During World War II, he served in the Army in France, Germany and Austria. He moved to the Washington area in 1947 and joined what became the Naval Intelligence Command. When he retired in 1973, he was a special adviser for policy matters to the director of the NIC and to the joint staff of the Joint Chiefs of Staff.

Mr. Adolfson received the Navy Department's Superior Service Award in 1960 and in 1965.

Survivors include his wife, Phyllis S. Adolfson of Arlington; two brothers, Robert C. Adolfson of Euclid, Fla., and Gilbert A. Adolfson of Tavares, Fla., and one sister, Irma L. Adolfson of Euclid.


Retired Dentist

Dr. Joseph C. Shaw Sr., a retired Washington area dentist who had a private practice for more than 50 years, died Feb. 19 of cardiac arrest at the Washington Hospital Center. He lived in Washington.

Dr. Shaw was born in Providence, R.I. He grew up in the Washington area and graduated from Eastern High School. He attended George Washington University and received his degree in dentistry from Georgetown University.

He started his private dental practice in 1933. He also served on the staff of the old Episcopal Ear, Nose, and Throat Hospital during the 1930s. He retired in 1985.

Dr. Shaw was a member of the American Dental Association, the Dean Cogan Dental Society of Georgetown University, and Sacred Heart Catholic Church.

Survivors include his wife, Ruth E. Shaw of Washington; one son, Joseph C. Shaw Jr. of Arlington; two daughters, Kathleen E. Palcher of Gaithersburg and Margaret S. Shaw of Washington, and five grandchildren.


Nurse at Cancer Institute

Marie T. Collier, 80, a registered nurse who retired from the National Cancer Institute in 1972 as a nursing supervisor, died Feb. 18 at the Carroll Manor nursing home in Hyattsville. She had pneumonia.

Miss Collier was born in Centralia, Pa. She moved to Washington in 1929 as a student at the Providence Hospital School of Nursing. She graduated in 1933 and did private duty nursing until she joined the staff of the NCI in the mid-1950s.

A former resident of Kensington, she lived in Mount Carmel, Pa., from 1975 until moving to Carroll Manor in 1984.

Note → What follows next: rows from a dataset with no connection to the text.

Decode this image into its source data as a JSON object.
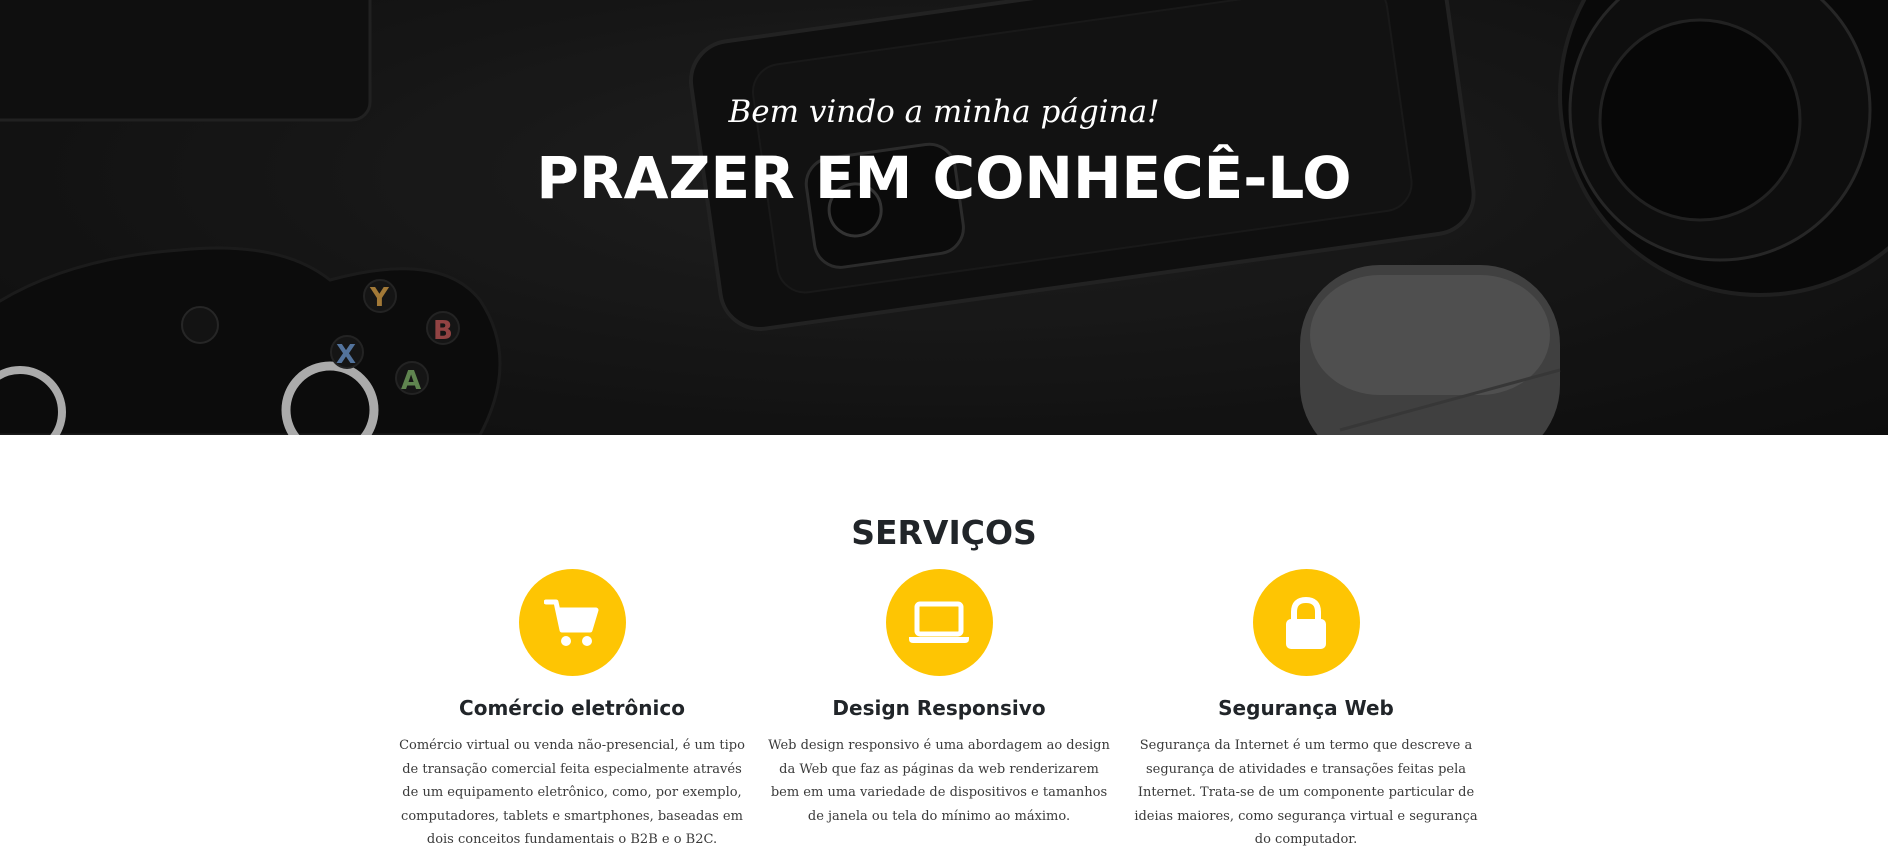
{
  "hero": {
    "subtitle": "Bem vindo a minha página!",
    "title": "PRAZER EM CONHECÊ-LO"
  },
  "services": {
    "title": "SERVIÇOS",
    "accent_color": "#fec503",
    "items": [
      {
        "icon": "shopping-cart-icon",
        "heading": "Comércio eletrônico",
        "text": "Comércio virtual ou venda não-presencial, é um tipo de transação comercial feita especialmente através de um equipamento eletrônico, como, por exemplo, computadores, tablets e smartphones, baseadas em dois conceitos fundamentais o B2B e o B2C."
      },
      {
        "icon": "laptop-icon",
        "heading": "Design Responsivo",
        "text": "Web design responsivo é uma abordagem ao design da Web que faz as páginas da web renderizarem bem em uma variedade de dispositivos e tamanhos de janela ou tela do mínimo ao máximo."
      },
      {
        "icon": "lock-icon",
        "heading": "Segurança Web",
        "text": "Segurança da Internet é um termo que descreve a segurança de atividades e transações feitas pela Internet. Trata-se de um componente particular de ideias maiores, como segurança virtual e segurança do computador."
      }
    ]
  }
}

Miss Collier was a member of Holy Redeemer Catholic Church in Kensington.

Survivors include two sisters, Catharine A. Collier of Mount Carmel and Martha A. Purcell of Hyattsville.

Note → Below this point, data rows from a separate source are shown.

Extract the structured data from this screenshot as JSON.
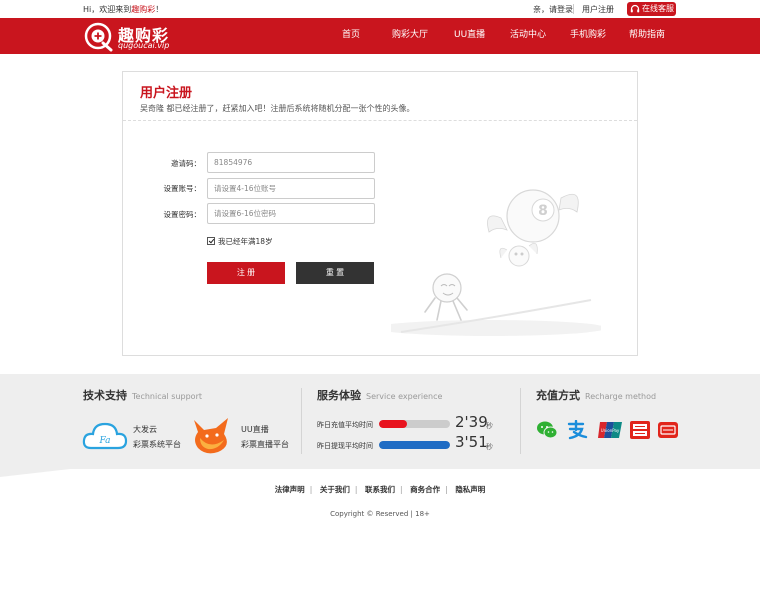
{
  "topbar": {
    "greeting_prefix": "Hi，欢迎来到",
    "brand": "趣购彩",
    "greeting_suffix": "！",
    "login_text": "亲，请登录",
    "register_text": "用户注册",
    "service_text": "在线客服"
  },
  "header": {
    "logo_name": "趣购彩",
    "logo_url": "qugoucai.vip",
    "nav": [
      "首页",
      "购彩大厅",
      "UU直播",
      "活动中心",
      "手机购彩",
      "帮助指南"
    ]
  },
  "register": {
    "title": "用户注册",
    "subtitle": "吴奇隆 都已经注册了，赶紧加入吧！注册后系统将随机分配一张个性的头像。",
    "invite_label": "邀请码：",
    "invite_value": "81854976",
    "account_label": "设置账号：",
    "account_placeholder": "请设置4-16位账号",
    "password_label": "设置密码：",
    "password_placeholder": "请设置6-16位密码",
    "age_text": "我已经年满18岁",
    "submit_label": "注 册",
    "reset_label": "重 置",
    "ball_number": "8"
  },
  "support": {
    "title": "技术支持",
    "title_en": "Technical support",
    "provider1_name": "大发云",
    "provider1_desc": "彩票系统平台",
    "provider2_name": "UU直播",
    "provider2_desc": "彩票直播平台"
  },
  "service": {
    "title": "服务体验",
    "title_en": "Service experience",
    "items": [
      {
        "label": "昨日充值平均时间",
        "value": "2'39",
        "unit": "秒",
        "fill": 0.4,
        "color": "#e8121d"
      },
      {
        "label": "昨日提现平均时间",
        "value": "3'51",
        "unit": "秒",
        "fill": 1.0,
        "color": "#1f6cc4"
      }
    ]
  },
  "recharge": {
    "title": "充值方式",
    "title_en": "Recharge method",
    "icons": [
      "wechat-pay-icon",
      "alipay-icon",
      "unionpay-icon",
      "jd-pay-icon",
      "bank-card-icon"
    ]
  },
  "footer": {
    "links": [
      "法律声明",
      "关于我们",
      "联系我们",
      "商务合作",
      "隐私声明"
    ],
    "copyright": "Copyright © Reserved | 18+"
  }
}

Retired Area Businessman

Jack Cogan, 87, a retired area businessman who lived here from the 1930s until moving to Illinois in 1987, died of kidney failure Feb. 19 at a hospital in Highland Park, Ill. He lived in Chicago.

Mr. Cogan was born in Lithuania and came to this country in 1903. He lived in Hartford, Conn., before moving here. From the 1930s to the 1960s, he owned and operated the old Standard Auto Glass company in Washington. He then owned and operated the Ace Auto Wrecking business in Laurel until retiring in 1978.

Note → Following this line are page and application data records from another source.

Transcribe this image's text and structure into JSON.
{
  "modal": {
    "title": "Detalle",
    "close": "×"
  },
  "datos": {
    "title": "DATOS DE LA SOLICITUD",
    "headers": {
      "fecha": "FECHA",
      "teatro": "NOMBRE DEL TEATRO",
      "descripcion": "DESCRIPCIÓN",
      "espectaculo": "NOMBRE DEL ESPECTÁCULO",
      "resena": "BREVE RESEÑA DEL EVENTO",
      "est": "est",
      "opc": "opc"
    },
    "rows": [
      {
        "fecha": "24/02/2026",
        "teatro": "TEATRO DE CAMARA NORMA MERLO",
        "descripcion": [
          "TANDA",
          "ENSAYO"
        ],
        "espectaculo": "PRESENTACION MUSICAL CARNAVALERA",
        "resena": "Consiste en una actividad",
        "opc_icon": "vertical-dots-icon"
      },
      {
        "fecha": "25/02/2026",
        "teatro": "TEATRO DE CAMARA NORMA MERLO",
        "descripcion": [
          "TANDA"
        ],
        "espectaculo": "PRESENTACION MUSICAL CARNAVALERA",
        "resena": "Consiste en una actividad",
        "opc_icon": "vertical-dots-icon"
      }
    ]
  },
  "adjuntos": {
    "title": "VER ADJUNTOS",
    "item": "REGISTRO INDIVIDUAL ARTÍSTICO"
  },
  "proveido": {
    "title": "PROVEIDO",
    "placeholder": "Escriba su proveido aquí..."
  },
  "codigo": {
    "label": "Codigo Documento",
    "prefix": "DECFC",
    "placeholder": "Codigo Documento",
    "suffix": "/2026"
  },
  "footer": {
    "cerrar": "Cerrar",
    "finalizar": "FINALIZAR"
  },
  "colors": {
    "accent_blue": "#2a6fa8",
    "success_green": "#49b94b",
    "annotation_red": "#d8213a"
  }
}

His wife, Roseann, died in 1986. Survivors include a son, Henry, of Chicago; a daughter, Nance Moreland of Lake Forest, Ill.; a brother, Herman, of Springfield, Mass.; a sister, Irene Galliot of Bloomfield, Conn., and four grandchildren.


N.Y. Hospital Visitor

Hermine B. Pair, 79, a Washington resident since 1981 and a former member of the advisory board to the welfare commissioner of Westchester County, N.Y., died Feb. 18 at Howard University Hospital after a heart attack.

Mrs. Pair was born in Georgetown, S.C., and grew up in New York City. She attended Columbia University and the Cooper Union for the Advancement of Science & Art. She lived in Mount Vernon, N.Y., and before moving here, Gov. Nelson A. Rockefeller appointed her a visitor to the Harlem Valley State Hospital.

Survivors include her husband, Clarence Q. Pair, and one son, Quinten Pair, both of Washington, and two grandchildren.


Secretary at Musicians Union

Dorothy G. Norris, 80, a retired secretary with the American Federation of Musicians, died of pneumonia and complications of diabetes Feb. 18 at the Potomac Valley Nursing Home in Rockville.

Mrs. Norris was born in Washington and graduated from Central High School. She attended George Washington University. She went to work for the musicians union in the early 1950s and retired in 1971.

She was a member of the Order of the Eastern Star and the Oriental Shrine.

Her husband, Edward R. Norris, died in 1954. She leaves no immediate survivors.